**MATERIAL PROVIDED**

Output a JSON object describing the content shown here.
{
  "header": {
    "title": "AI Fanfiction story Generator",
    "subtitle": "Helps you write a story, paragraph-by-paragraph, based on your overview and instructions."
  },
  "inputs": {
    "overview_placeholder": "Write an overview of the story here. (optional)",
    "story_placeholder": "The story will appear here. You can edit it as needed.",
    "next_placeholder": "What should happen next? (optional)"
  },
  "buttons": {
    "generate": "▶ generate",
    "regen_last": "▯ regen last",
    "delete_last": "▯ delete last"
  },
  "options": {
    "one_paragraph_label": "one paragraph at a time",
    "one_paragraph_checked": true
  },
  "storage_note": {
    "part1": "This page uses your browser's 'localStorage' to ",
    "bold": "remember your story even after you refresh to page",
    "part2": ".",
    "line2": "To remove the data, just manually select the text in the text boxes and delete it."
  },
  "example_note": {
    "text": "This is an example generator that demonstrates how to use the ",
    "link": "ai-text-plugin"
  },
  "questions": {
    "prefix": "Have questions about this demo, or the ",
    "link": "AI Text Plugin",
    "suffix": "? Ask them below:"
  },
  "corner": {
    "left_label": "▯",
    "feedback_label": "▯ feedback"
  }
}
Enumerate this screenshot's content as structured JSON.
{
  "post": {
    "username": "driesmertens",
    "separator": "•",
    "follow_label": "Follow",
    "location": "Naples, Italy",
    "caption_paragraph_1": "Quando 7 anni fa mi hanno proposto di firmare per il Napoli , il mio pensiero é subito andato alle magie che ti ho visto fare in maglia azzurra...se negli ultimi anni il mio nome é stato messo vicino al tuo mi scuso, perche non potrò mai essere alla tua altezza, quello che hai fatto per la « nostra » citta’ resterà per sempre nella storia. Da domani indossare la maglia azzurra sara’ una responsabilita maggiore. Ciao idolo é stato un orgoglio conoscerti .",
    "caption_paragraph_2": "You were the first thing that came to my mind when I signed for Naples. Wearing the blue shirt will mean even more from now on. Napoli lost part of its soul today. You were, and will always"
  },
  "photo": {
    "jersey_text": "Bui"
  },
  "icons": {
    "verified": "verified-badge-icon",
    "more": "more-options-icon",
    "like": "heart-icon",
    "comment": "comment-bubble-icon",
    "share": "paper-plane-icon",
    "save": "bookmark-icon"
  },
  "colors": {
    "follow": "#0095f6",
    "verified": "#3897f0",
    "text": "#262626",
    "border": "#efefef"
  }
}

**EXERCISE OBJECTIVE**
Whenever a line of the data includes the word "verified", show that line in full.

**SOLUTION TO THIS EXERCISE**
    "verified": "verified-badge-icon",
    "verified": "#3897f0",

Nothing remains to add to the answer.